It sounds like the beginning of a good joke, doesn’t it? We will try to put that together later, but for now, let’s discuss how these individuals deal with the ins and outs of your business.
Let’s discuss the objectives of the banker, the accountant, and the business owner. Each one may have different objectives, and some of these objectives may overlap, but it’s important to understand each of their different points of view as we navigate the business world. Let’s start with the business owner.
The business owner may have objectives that include maximizing economic profit, keeping costs low, minimizing tax liability, reducing outstanding debt, growing the business, or enhancing productivity. The business owner typically turns to the banker and the accountant (as well as many other professional and personal advisors) to help meet these objectives.

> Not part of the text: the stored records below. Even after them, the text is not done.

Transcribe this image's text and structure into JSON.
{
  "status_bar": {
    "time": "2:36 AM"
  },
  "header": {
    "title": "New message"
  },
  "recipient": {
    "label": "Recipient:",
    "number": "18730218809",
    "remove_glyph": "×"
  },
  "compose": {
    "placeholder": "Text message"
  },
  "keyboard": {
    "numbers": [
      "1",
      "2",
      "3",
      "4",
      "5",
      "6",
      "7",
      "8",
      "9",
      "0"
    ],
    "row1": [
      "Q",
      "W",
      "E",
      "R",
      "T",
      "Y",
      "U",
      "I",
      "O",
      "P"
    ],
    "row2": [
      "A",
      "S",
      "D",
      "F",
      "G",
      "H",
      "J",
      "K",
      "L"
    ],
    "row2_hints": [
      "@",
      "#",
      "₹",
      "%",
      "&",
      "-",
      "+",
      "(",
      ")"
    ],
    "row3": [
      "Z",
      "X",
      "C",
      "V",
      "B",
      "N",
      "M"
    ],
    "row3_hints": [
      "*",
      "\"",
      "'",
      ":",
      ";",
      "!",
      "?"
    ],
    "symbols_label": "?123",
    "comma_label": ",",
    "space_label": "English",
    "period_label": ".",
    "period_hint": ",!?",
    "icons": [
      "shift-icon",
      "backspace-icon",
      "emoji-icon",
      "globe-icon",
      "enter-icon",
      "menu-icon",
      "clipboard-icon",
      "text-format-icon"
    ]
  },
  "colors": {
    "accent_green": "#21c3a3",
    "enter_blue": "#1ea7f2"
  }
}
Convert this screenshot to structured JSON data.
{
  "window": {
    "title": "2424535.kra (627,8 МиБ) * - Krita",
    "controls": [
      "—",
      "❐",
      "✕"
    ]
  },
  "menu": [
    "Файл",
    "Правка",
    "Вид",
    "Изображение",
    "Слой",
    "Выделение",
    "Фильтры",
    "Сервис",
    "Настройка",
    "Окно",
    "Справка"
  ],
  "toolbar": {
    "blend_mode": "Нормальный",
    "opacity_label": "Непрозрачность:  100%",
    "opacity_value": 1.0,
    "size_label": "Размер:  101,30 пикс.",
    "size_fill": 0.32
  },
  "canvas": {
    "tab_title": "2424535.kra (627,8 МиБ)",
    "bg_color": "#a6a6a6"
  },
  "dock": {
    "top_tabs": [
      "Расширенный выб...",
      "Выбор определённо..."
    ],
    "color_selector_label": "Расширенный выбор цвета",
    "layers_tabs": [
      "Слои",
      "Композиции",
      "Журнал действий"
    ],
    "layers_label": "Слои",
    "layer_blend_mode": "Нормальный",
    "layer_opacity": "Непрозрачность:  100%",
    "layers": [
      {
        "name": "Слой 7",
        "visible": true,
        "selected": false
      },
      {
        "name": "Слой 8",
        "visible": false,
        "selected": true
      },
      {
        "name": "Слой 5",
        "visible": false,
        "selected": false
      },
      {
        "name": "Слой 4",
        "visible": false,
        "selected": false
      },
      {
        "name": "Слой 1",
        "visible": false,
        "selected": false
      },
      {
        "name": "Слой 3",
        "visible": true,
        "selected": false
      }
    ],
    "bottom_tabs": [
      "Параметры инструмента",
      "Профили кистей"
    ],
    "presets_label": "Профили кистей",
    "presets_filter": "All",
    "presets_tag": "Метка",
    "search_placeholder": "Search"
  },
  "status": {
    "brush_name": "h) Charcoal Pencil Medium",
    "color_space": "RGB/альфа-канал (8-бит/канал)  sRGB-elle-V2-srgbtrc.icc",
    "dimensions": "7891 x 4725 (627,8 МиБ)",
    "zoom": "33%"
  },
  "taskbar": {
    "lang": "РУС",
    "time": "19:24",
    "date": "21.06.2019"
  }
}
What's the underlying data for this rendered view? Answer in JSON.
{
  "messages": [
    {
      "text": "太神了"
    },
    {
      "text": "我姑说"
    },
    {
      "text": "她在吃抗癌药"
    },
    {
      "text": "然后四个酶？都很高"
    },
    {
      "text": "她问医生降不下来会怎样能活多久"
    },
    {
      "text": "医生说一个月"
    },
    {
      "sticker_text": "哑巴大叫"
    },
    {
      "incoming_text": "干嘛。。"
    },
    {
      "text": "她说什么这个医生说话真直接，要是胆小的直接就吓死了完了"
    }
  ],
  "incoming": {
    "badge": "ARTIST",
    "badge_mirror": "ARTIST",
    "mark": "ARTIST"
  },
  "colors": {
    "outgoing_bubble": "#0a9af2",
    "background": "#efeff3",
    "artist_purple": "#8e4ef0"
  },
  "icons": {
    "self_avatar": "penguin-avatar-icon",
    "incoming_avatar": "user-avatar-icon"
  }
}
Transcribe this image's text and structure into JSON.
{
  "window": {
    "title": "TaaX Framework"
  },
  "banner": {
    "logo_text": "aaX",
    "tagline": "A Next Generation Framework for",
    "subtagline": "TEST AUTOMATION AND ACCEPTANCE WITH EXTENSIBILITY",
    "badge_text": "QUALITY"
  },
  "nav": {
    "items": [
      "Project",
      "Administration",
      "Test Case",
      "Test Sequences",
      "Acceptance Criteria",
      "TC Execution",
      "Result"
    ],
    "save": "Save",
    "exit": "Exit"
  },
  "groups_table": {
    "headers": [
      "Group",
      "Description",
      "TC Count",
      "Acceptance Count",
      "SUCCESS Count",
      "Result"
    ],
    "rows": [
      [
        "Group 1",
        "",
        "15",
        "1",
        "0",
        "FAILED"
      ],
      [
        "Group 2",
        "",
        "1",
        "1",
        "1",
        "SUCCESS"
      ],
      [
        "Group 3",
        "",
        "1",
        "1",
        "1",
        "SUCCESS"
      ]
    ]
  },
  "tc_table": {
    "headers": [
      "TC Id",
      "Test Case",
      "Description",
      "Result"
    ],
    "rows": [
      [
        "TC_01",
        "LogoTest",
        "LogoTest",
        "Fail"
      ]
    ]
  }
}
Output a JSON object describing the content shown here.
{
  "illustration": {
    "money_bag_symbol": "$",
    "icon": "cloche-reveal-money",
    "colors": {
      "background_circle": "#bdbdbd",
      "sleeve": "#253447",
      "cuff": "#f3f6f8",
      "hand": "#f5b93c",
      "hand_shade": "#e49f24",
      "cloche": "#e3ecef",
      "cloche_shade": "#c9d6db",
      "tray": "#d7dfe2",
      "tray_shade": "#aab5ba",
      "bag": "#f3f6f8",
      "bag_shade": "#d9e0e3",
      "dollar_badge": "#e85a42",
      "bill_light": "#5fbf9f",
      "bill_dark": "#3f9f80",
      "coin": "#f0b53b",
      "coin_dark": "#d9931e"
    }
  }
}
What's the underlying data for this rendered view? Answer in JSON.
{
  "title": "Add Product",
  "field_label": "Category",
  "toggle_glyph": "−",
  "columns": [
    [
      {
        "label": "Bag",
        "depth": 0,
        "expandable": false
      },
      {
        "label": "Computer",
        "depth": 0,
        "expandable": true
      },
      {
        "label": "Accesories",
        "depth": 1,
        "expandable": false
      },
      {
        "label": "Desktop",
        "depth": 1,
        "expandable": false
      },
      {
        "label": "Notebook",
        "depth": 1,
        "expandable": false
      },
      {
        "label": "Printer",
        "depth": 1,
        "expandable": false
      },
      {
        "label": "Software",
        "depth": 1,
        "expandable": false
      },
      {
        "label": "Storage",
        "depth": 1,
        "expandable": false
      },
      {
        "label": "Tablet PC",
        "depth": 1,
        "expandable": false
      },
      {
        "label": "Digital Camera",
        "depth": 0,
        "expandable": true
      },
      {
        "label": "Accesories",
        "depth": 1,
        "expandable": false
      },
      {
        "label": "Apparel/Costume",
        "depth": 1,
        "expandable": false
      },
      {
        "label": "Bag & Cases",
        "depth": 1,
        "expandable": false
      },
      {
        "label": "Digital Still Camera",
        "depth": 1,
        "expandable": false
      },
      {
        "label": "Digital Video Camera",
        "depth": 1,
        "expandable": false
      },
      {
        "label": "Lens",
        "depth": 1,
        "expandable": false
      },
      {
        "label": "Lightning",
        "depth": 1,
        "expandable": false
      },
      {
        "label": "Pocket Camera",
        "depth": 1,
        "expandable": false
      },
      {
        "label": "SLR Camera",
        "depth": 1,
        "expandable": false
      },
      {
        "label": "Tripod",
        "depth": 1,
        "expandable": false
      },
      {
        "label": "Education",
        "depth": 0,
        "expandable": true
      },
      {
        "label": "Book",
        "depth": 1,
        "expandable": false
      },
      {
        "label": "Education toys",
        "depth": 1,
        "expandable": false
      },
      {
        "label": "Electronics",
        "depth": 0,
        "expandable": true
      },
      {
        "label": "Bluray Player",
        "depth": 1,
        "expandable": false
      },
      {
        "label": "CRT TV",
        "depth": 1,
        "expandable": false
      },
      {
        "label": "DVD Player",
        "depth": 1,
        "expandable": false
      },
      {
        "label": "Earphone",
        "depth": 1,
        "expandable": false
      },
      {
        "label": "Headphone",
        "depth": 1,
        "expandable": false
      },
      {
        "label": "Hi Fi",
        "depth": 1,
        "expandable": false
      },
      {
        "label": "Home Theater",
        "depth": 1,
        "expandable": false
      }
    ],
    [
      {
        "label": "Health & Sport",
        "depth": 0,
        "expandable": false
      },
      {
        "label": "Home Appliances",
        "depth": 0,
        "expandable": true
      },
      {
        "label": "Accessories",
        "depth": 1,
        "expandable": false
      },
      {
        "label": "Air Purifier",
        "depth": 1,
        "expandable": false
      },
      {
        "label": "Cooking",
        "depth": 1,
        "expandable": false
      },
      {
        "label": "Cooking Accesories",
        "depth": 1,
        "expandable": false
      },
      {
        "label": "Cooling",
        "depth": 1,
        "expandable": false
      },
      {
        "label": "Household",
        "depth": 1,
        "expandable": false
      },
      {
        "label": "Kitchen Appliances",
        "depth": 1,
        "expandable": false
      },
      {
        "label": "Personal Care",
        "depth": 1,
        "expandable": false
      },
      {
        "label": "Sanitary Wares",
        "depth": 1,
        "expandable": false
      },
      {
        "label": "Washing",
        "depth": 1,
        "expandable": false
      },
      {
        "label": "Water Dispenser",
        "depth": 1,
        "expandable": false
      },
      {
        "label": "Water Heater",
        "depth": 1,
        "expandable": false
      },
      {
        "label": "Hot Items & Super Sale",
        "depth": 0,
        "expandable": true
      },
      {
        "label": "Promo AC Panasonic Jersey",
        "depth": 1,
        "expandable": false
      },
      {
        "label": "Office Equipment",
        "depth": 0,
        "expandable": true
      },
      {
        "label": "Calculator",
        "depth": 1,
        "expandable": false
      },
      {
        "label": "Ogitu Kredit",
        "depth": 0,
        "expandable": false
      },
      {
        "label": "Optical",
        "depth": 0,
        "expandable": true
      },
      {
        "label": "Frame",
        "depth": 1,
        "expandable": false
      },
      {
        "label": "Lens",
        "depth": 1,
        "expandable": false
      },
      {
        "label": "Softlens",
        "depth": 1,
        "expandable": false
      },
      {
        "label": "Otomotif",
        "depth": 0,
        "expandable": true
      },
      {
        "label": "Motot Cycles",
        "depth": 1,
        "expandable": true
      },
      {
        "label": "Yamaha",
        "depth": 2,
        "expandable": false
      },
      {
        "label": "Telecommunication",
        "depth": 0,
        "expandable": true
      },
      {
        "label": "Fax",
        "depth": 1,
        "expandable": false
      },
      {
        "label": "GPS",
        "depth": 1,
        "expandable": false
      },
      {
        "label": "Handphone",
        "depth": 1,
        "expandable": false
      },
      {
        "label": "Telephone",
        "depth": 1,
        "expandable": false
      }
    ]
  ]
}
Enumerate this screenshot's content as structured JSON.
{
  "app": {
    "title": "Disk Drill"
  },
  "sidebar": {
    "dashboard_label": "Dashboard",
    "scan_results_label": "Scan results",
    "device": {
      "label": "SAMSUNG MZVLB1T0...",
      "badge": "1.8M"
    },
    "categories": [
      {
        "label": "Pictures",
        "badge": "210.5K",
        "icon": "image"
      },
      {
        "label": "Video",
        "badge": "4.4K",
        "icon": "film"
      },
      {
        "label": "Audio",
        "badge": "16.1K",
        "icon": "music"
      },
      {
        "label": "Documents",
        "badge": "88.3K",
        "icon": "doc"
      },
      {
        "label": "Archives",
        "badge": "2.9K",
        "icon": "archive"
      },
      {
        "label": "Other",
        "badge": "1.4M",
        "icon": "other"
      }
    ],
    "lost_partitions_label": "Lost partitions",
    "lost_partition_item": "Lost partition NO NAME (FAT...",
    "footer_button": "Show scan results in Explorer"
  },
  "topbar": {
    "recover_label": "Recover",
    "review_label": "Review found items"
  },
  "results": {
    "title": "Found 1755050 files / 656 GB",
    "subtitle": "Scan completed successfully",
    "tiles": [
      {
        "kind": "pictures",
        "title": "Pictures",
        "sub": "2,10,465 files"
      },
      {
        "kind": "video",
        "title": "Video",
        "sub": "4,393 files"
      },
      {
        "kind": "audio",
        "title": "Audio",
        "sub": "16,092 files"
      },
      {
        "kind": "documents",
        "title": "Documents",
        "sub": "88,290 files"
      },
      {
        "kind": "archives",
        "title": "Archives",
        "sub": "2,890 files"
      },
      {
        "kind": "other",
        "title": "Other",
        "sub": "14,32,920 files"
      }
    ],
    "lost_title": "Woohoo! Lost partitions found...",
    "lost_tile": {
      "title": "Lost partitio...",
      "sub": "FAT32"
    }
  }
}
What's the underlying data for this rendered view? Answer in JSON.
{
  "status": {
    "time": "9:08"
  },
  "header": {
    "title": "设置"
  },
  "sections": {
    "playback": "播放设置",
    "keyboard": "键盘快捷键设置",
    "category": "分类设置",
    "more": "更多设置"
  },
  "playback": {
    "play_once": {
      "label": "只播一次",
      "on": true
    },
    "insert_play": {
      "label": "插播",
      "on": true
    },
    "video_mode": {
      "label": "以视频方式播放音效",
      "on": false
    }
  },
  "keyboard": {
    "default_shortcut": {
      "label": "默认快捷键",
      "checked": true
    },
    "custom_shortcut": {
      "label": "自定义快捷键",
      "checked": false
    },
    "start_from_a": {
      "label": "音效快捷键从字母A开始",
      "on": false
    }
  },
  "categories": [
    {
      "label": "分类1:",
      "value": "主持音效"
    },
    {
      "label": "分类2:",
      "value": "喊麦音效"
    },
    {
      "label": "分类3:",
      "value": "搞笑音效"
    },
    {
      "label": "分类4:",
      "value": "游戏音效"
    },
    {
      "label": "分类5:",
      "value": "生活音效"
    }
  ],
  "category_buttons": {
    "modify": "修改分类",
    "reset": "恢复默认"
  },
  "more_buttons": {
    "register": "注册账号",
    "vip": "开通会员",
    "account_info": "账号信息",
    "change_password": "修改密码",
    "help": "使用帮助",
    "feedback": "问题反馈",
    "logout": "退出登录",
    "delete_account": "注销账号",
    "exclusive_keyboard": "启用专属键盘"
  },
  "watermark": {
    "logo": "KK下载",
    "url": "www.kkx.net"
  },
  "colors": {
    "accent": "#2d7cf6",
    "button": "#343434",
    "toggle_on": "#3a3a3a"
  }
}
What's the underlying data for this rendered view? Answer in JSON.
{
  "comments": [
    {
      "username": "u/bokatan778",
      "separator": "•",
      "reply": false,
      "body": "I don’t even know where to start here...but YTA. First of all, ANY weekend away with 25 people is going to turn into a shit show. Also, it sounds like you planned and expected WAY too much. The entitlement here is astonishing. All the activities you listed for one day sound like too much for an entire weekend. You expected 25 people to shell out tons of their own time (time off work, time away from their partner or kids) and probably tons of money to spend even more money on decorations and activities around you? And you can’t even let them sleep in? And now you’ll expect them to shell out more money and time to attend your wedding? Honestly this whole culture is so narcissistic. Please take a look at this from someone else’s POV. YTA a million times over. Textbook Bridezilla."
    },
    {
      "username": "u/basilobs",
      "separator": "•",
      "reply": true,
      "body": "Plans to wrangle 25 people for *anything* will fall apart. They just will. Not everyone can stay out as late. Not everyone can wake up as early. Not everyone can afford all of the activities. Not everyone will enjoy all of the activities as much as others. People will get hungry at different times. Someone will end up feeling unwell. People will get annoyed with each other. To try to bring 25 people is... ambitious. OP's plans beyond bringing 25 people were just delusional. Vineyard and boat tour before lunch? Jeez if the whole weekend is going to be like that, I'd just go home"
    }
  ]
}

It’s important to note that accountants and bankers care about their clients and want all of them to succeed. However, the measure of success to the banker or to the accountant may differ.
Certainly, the accountant wants the business owner to minimize tax liability. The accountant may also wish to help the business owner to increase profitability and reduce debt. However, the accountant may want to help the business owner to produce the best financial reporting possible for the owner to have a handle on the business from a financial perspective. The problem is that to produce quality financial statements, the accountant relies on the business owner to spend two valuable resources: money and time.
Creating quality financial statements at a cost and keeping costs low may seem like objectives on different ends of a spectrum, and often they are. This creates that dynamic that business owners often feel as they go about their day-to-day business lives.
But guess who else likes high-quality financial statements? That’s right, the banker. High-quality financial statements make it easier to understand a business and, therefore, easier to finance a business.
Understanding that business owners desire to keep costs low, while the accountant and the banker both desire high-quality financial reporting allows all parties to come up with a reasonable position that everyone can support. Why would the owner of a few single-family rental properties need an audited financial statement? Conversely, why wouldn’t a company with lots of customers and significant working capital turnover want to know as much about its cash cycle as possible? Business owners should seek professional partners that can find the middle ground to help them meet their objectives without unreasonable terms.
Next time, we will discuss a second scenario regarding tax liabilities and get to the punch line of that joke.
At Marine Bank, we desire to find the right balance among differing objectives. Speak to a Marine Bank banker today about meeting your objectives.